Input material below:

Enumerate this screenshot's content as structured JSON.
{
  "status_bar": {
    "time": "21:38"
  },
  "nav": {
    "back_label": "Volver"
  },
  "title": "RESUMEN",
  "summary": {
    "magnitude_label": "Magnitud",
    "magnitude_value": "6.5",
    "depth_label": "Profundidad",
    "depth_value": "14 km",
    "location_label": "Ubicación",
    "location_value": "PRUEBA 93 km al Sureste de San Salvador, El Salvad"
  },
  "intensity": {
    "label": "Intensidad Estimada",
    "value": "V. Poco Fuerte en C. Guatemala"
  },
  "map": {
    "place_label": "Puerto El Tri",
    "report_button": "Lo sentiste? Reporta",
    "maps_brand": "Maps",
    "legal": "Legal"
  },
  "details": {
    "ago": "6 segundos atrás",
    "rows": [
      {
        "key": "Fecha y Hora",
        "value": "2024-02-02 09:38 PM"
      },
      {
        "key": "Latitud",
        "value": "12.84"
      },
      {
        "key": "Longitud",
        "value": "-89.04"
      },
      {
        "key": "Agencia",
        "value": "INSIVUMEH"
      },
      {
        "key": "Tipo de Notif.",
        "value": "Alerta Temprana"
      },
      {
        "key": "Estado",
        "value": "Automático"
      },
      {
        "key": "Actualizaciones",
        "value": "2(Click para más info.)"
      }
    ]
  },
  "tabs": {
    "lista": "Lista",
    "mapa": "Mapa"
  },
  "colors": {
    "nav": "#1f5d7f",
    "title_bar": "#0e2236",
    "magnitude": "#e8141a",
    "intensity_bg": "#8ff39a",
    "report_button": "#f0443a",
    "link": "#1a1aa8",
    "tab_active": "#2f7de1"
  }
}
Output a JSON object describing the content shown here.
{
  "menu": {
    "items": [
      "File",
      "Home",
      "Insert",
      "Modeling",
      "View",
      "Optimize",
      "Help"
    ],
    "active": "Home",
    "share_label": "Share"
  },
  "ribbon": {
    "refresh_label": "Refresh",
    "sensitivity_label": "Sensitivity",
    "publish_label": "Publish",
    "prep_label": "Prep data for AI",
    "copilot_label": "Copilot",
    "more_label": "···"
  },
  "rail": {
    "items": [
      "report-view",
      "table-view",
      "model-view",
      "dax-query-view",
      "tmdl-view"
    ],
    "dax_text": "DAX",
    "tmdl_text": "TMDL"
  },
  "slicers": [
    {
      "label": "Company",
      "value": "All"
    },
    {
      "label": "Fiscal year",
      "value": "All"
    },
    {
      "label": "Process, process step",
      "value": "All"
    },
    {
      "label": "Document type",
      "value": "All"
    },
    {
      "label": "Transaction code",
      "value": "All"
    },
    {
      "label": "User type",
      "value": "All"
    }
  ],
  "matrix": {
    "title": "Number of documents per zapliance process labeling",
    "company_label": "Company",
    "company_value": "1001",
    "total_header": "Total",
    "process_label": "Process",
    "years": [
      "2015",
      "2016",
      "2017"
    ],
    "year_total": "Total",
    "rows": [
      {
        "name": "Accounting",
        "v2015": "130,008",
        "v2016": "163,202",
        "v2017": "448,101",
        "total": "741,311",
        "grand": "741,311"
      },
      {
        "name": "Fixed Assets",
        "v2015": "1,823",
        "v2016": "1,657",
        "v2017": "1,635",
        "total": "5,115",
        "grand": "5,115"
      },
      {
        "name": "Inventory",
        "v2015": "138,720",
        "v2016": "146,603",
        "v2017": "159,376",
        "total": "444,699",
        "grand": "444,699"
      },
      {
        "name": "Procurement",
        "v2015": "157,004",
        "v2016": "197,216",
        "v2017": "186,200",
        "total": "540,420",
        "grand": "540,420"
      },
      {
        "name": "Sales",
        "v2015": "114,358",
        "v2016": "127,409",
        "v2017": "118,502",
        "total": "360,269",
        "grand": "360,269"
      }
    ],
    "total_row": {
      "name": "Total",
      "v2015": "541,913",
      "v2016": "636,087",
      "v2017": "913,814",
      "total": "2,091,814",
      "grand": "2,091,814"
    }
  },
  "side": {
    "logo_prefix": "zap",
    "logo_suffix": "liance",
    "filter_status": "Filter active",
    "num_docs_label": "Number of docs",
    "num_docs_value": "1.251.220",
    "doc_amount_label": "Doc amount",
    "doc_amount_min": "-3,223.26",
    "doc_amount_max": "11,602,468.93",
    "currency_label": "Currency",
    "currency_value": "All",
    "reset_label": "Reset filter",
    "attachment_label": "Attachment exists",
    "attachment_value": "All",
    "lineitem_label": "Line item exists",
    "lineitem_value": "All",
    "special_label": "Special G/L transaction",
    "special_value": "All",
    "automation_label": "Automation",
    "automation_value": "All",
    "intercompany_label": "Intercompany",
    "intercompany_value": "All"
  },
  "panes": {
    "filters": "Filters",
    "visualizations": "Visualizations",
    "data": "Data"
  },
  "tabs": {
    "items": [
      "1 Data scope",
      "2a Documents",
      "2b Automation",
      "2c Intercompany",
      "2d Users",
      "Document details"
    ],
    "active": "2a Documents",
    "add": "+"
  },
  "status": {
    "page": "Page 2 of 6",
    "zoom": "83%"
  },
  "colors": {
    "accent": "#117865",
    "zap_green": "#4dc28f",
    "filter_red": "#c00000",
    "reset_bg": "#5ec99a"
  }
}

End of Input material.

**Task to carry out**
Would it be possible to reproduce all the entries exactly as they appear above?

**Result of this task**
Enumerate this screenshot's content as structured JSON.
{
  "status_bar": {
    "time": "21:38"
  },
  "nav": {
    "back_label": "Volver"
  },
  "title": "RESUMEN",
  "summary": {
    "magnitude_label": "Magnitud",
    "magnitude_value": "6.5",
    "depth_label": "Profundidad",
    "depth_value": "14 km",
    "location_label": "Ubicación",
    "location_value": "PRUEBA 93 km al Sureste de San Salvador, El Salvad"
  },
  "intensity": {
    "label": "Intensidad Estimada",
    "value": "V. Poco Fuerte en C. Guatemala"
  },
  "map": {
    "place_label": "Puerto El Tri",
    "report_button": "Lo sentiste? Reporta",
    "maps_brand": "Maps",
    "legal": "Legal"
  },
  "details": {
    "ago": "6 segundos atrás",
    "rows": [
      {
        "key": "Fecha y Hora",
        "value": "2024-02-02 09:38 PM"
      },
      {
        "key": "Latitud",
        "value": "12.84"
      },
      {
        "key": "Longitud",
        "value": "-89.04"
      },
      {
        "key": "Agencia",
        "value": "INSIVUMEH"
      },
      {
        "key": "Tipo de Notif.",
        "value": "Alerta Temprana"
      },
      {
        "key": "Estado",
        "value": "Automático"
      },
      {
        "key": "Actualizaciones",
        "value": "2(Click para más info.)"
      }
    ]
  },
  "tabs": {
    "lista": "Lista",
    "mapa": "Mapa"
  },
  "colors": {
    "nav": "#1f5d7f",
    "title_bar": "#0e2236",
    "magnitude": "#e8141a",
    "intensity_bg": "#8ff39a",
    "report_button": "#f0443a",
    "link": "#1a1aa8",
    "tab_active": "#2f7de1"
  }
}
Output a JSON object describing the content shown here.
{
  "menu": {
    "items": [
      "File",
      "Home",
      "Insert",
      "Modeling",
      "View",
      "Optimize",
      "Help"
    ],
    "active": "Home",
    "share_label": "Share"
  },
  "ribbon": {
    "refresh_label": "Refresh",
    "sensitivity_label": "Sensitivity",
    "publish_label": "Publish",
    "prep_label": "Prep data for AI",
    "copilot_label": "Copilot",
    "more_label": "···"
  },
  "rail": {
    "items": [
      "report-view",
      "table-view",
      "model-view",
      "dax-query-view",
      "tmdl-view"
    ],
    "dax_text": "DAX",
    "tmdl_text": "TMDL"
  },
  "slicers": [
    {
      "label": "Company",
      "value": "All"
    },
    {
      "label": "Fiscal year",
      "value": "All"
    },
    {
      "label": "Process, process step",
      "value": "All"
    },
    {
      "label": "Document type",
      "value": "All"
    },
    {
      "label": "Transaction code",
      "value": "All"
    },
    {
      "label": "User type",
      "value": "All"
    }
  ],
  "matrix": {
    "title": "Number of documents per zapliance process labeling",
    "company_label": "Company",
    "company_value": "1001",
    "total_header": "Total",
    "process_label": "Process",
    "years": [
      "2015",
      "2016",
      "2017"
    ],
    "year_total": "Total",
    "rows": [
      {
        "name": "Accounting",
        "v2015": "130,008",
        "v2016": "163,202",
        "v2017": "448,101",
        "total": "741,311",
        "grand": "741,311"
      },
      {
        "name": "Fixed Assets",
        "v2015": "1,823",
        "v2016": "1,657",
        "v2017": "1,635",
        "total": "5,115",
        "grand": "5,115"
      },
      {
        "name": "Inventory",
        "v2015": "138,720",
        "v2016": "146,603",
        "v2017": "159,376",
        "total": "444,699",
        "grand": "444,699"
      },
      {
        "name": "Procurement",
        "v2015": "157,004",
        "v2016": "197,216",
        "v2017": "186,200",
        "total": "540,420",
        "grand": "540,420"
      },
      {
        "name": "Sales",
        "v2015": "114,358",
        "v2016": "127,409",
        "v2017": "118,502",
        "total": "360,269",
        "grand": "360,269"
      }
    ],
    "total_row": {
      "name": "Total",
      "v2015": "541,913",
      "v2016": "636,087",
      "v2017": "913,814",
      "total": "2,091,814",
      "grand": "2,091,814"
    }
  },
  "side": {
    "logo_prefix": "zap",
    "logo_suffix": "liance",
    "filter_status": "Filter active",
    "num_docs_label": "Number of docs",
    "num_docs_value": "1.251.220",
    "doc_amount_label": "Doc amount",
    "doc_amount_min": "-3,223.26",
    "doc_amount_max": "11,602,468.93",
    "currency_label": "Currency",
    "currency_value": "All",
    "reset_label": "Reset filter",
    "attachment_label": "Attachment exists",
    "attachment_value": "All",
    "lineitem_label": "Line item exists",
    "lineitem_value": "All",
    "special_label": "Special G/L transaction",
    "special_value": "All",
    "automation_label": "Automation",
    "automation_value": "All",
    "intercompany_label": "Intercompany",
    "intercompany_value": "All"
  },
  "panes": {
    "filters": "Filters",
    "visualizations": "Visualizations",
    "data": "Data"
  },
  "tabs": {
    "items": [
      "1 Data scope",
      "2a Documents",
      "2b Automation",
      "2c Intercompany",
      "2d Users",
      "Document details"
    ],
    "active": "2a Documents",
    "add": "+"
  },
  "status": {
    "page": "Page 2 of 6",
    "zoom": "83%"
  },
  "colors": {
    "accent": "#117865",
    "zap_green": "#4dc28f",
    "filter_red": "#c00000",
    "reset_bg": "#5ec99a"
  }
}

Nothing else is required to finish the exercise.